After a 17-year run of mostly dry years, the Colorado River’s flow has decreased significantly below the 20th century average.

Lake Mead, the largest reservoir in the country, now stands just 39 percent full. The level of the reservoir behind Hoover Dam has been hovering a bit above historic lows during the past year, helped by a bigger snowpack last winter and strides in water conservation.

But with scenarios of the reservoir falling to critical lows looking very possible in the coming years, managers of water agencies in California, Arizona and Nevada have signaled their interest in finalizing a deal under which they would take less water from Lake Mead in an attempt to head off severe shortages.

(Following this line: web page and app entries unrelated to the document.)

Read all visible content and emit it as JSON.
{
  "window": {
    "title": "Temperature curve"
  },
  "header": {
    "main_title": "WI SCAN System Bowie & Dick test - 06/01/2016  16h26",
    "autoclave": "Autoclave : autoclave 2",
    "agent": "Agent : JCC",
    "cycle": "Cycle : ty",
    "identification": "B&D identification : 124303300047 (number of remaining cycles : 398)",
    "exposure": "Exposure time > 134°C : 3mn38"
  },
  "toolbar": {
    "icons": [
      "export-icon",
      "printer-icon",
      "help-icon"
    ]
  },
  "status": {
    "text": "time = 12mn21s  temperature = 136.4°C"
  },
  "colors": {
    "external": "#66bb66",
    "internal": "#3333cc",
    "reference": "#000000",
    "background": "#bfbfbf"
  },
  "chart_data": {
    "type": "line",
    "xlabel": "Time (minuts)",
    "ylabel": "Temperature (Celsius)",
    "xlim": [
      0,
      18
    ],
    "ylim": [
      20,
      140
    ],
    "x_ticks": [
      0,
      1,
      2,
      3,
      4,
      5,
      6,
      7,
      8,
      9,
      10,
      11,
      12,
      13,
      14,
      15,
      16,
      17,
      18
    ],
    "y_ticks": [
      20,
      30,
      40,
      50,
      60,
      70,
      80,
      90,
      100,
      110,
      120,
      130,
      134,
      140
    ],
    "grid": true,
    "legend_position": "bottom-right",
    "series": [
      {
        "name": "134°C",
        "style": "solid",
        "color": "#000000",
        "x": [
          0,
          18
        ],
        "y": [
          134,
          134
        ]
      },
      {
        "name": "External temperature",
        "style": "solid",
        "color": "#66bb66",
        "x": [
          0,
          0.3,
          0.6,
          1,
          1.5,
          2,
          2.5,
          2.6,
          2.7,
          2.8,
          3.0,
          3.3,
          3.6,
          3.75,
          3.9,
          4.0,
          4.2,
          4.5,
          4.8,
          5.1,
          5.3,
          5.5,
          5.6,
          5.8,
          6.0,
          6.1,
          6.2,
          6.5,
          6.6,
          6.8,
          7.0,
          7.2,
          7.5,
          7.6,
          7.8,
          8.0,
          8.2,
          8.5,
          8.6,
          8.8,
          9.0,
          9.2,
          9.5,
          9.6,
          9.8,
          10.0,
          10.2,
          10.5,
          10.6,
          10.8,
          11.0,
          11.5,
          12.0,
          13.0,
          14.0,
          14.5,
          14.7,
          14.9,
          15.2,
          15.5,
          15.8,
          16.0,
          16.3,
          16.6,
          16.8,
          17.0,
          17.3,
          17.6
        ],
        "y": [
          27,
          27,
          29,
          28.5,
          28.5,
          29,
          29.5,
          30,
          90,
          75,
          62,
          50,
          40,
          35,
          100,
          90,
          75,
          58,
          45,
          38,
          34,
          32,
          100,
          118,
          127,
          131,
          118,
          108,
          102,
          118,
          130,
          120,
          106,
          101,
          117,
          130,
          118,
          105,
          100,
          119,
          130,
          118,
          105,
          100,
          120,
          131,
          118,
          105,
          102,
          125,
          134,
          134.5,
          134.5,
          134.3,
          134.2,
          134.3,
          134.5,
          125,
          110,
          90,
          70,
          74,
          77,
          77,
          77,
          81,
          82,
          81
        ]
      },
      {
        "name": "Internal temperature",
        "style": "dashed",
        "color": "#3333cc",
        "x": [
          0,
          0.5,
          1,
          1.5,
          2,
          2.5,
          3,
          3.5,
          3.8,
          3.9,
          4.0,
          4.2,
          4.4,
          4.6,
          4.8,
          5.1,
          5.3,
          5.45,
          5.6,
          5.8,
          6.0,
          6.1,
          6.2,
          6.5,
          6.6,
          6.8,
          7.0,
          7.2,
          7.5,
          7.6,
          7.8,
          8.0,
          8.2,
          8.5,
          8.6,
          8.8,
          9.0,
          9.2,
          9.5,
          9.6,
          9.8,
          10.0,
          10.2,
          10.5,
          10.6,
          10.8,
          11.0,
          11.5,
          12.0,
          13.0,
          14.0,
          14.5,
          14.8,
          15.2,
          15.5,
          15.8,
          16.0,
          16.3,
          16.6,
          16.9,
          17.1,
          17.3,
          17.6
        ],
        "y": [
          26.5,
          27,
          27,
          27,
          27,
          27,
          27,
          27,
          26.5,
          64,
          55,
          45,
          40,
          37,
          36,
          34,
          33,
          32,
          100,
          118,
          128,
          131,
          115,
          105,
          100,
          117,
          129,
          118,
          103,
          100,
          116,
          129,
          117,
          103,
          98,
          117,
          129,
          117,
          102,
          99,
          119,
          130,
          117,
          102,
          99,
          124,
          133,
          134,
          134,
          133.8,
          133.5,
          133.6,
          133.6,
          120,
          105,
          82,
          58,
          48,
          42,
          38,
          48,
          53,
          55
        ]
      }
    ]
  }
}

It’s not clear how much longer it might take for officials at water districts in the three states to agree on the details of the proposed Drought Contingency Plan, which they’ve been discussing since 2015. But given the enormous strains on the river, the disconnect between its flow and the amounts diverted, and the growing impacts of climate change, experts say this sort of agreement seems a necessary first step toward preparing for a hotter and drier future in the Southwest.

“It’s great to have the structural deficit taken care of, and that’s frankly what the Drought Contingency Plan does is take care of that,” said Brad Udall, a water and climate scientist at Colorado State University. But if the flow of the river decreases more in the coming years — by say, more than 20 percent, for example — he said those measures won’t go far enough in “dealing with the conflict that will fall out of such declines.”

In March, Udall and fellow climate scientist Jonathan Overpeck published research in which they found that reductions in the river’s flow averaged 19 percent per year between 2000 and 2014. They estimated that somewhere between one-sixth and one-half of that loss in flow was due to higher temperatures — 0.9 degree Celsius, or 1.6 degrees Fahrenheit, above the average over the previous 94 years.